Jen with black dog, Lucy on couch. House sitters

Our home is in an area of town called American Village, which is a popular spot for expats. There are several other foreigners in the neighborhood, an American international school, and plenty of western restaurants. The apartment itself is on a mid-level floor in a high-rise building. It has two bedrooms, den, one large bathroom, large living room, small kitchen, and a Chinese-style laundry balcony.

The apartment was provided to our host by her work. She estimates the price to be around ¥400 ($64!) per month. It came lightly furnished in a Chinese style. During her 1.5 years here, she has added some Western flair and comforts of home (hence the coffee maker). It still has the feeling of almost right that many expats feel about the Chinese attempts at westernizing. Although the lighting and accent wall papering is elegant, the painted walls are still unevenly painted and cracked. The sinks have a nice faucet with working hot water, but the seams aren’t properly sealed, so it has a tendency to leak. There are two working elevators for the 20+ story building, but there is constant debate about turning one of them off. It has its quirks, but is overall pretty great.

The little perks of home have been wonderful. We bought some groceries and have been eating home-cooked meals. Lucy is very loving and has been keeping us entertained. We even have Netflix again. After a long day of walking and enjoying Chengdu, it was wonderful to sit and stretch on the couch in front of the TV.
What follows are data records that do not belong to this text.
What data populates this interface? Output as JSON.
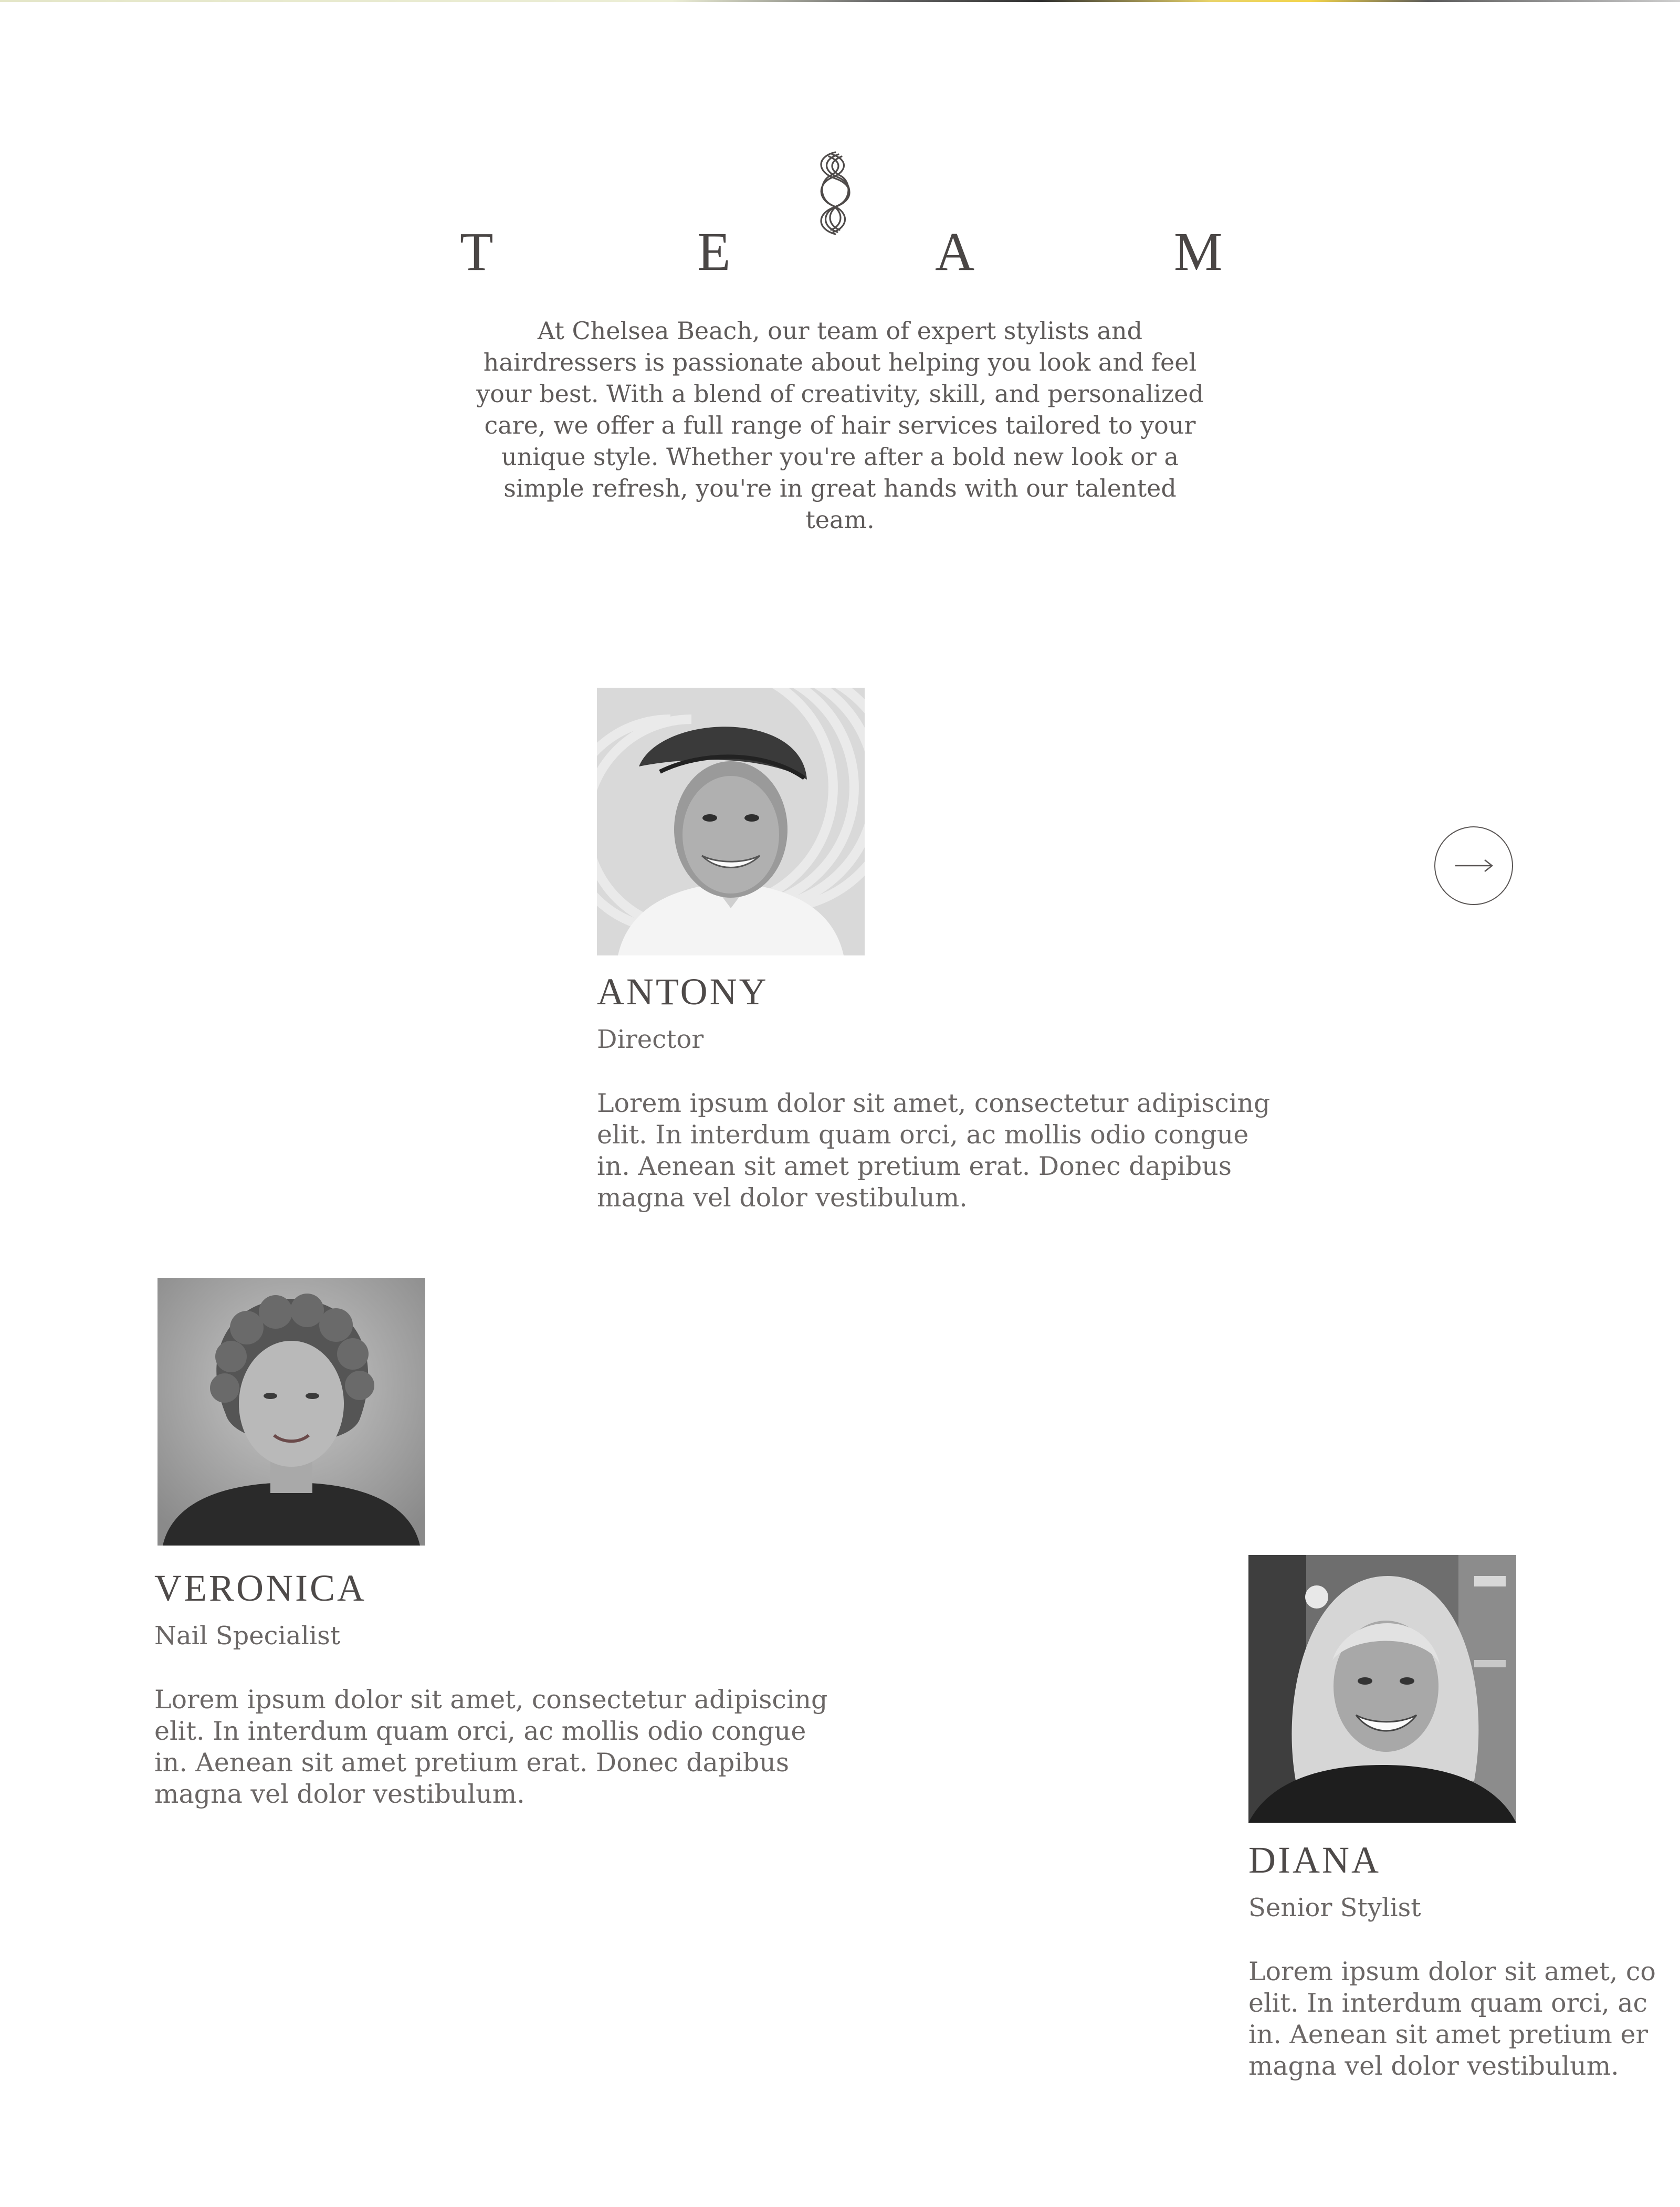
{
  "page": {
    "title_letters": [
      "T",
      "E",
      "A",
      "M"
    ],
    "intro": "At Chelsea Beach, our team of expert stylists and hairdressers is passionate about helping you look and feel your best. With a blend of creativity, skill, and personalized care, we offer a full range of hair services tailored to your unique style. Whether you're after a bold new look or a simple refresh, you're in great hands with our talented team."
  },
  "team": [
    {
      "name": "ANTONY",
      "role": "Director",
      "bio": "Lorem ipsum dolor sit amet, consectetur adipiscing\nelit. In interdum quam orci, ac mollis odio congue\nin. Aenean sit amet pretium erat. Donec dapibus\nmagna vel dolor vestibulum."
    },
    {
      "name": "VERONICA",
      "role": "Nail Specialist",
      "bio": "Lorem ipsum dolor sit amet, consectetur adipiscing\nelit. In interdum quam orci, ac mollis odio congue\nin. Aenean sit amet pretium erat. Donec dapibus\nmagna vel dolor vestibulum."
    },
    {
      "name": "DIANA",
      "role": "Senior Stylist",
      "bio": "Lorem ipsum dolor sit amet, co\nelit. In interdum quam orci, ac\nin. Aenean sit amet pretium er\nmagna vel dolor vestibulum."
    }
  ],
  "icons": {
    "logo": "wave-logo-icon",
    "next": "arrow-right-icon"
  },
  "colors": {
    "text": "#5a5655",
    "heading": "#4a4645",
    "background": "#ffffff"
  }
}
We are already on our last week here in Chengdu and I don’t want to leave. I already put in an application for another house sit here for this summer. Chengdu is a very cool city and I can’t wait to explore some more. What’s on the list today? Maybe a trip to see the pandas, the opera, the wetlands, the giant buddha??? There are way too many options. One thing’s for sure, we definitely won’t be bored here in Chengdu.